**WHAT IS BEING ASKED:** Copy the data below exactly, but not the pictures it contains.

******

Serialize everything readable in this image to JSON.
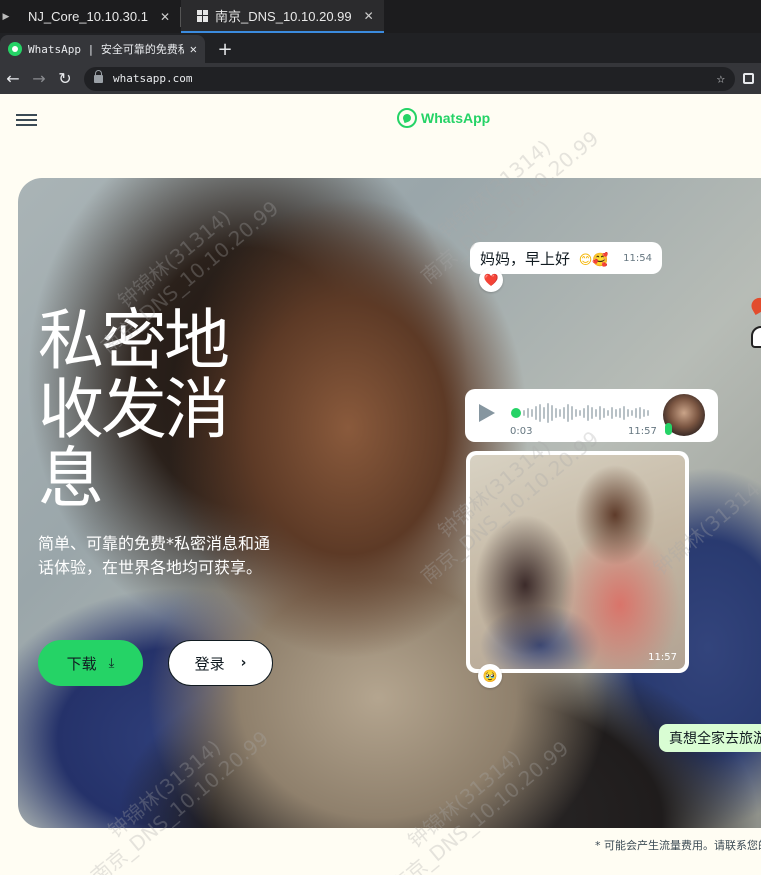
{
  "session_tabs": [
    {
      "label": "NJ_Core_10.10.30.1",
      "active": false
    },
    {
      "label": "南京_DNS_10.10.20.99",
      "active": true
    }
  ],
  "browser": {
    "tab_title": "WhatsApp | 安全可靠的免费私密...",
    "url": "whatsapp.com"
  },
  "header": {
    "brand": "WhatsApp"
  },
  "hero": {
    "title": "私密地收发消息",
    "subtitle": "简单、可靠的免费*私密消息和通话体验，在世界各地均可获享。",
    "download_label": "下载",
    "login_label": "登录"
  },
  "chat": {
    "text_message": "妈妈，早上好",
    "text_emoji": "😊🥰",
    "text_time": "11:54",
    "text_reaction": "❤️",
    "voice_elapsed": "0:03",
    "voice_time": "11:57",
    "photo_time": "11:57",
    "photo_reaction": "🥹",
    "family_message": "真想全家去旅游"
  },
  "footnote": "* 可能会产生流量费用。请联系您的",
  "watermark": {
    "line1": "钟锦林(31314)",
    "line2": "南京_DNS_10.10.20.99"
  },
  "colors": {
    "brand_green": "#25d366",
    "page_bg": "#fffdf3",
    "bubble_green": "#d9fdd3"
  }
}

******

**COMPLETED TASK:**
Serialize everything readable in this image to JSON.
{
  "session_tabs": [
    {
      "label": "NJ_Core_10.10.30.1",
      "active": false
    },
    {
      "label": "南京_DNS_10.10.20.99",
      "active": true
    }
  ],
  "browser": {
    "tab_title": "WhatsApp | 安全可靠的免费私密...",
    "url": "whatsapp.com"
  },
  "header": {
    "brand": "WhatsApp"
  },
  "hero": {
    "title": "私密地收发消息",
    "subtitle": "简单、可靠的免费*私密消息和通话体验，在世界各地均可获享。",
    "download_label": "下载",
    "login_label": "登录"
  },
  "chat": {
    "text_message": "妈妈，早上好",
    "text_emoji": "😊🥰",
    "text_time": "11:54",
    "text_reaction": "❤️",
    "voice_elapsed": "0:03",
    "voice_time": "11:57",
    "photo_time": "11:57",
    "photo_reaction": "🥹",
    "family_message": "真想全家去旅游"
  },
  "footnote": "* 可能会产生流量费用。请联系您的",
  "watermark": {
    "line1": "钟锦林(31314)",
    "line2": "南京_DNS_10.10.20.99"
  },
  "colors": {
    "brand_green": "#25d366",
    "page_bg": "#fffdf3",
    "bubble_green": "#d9fdd3"
  }
}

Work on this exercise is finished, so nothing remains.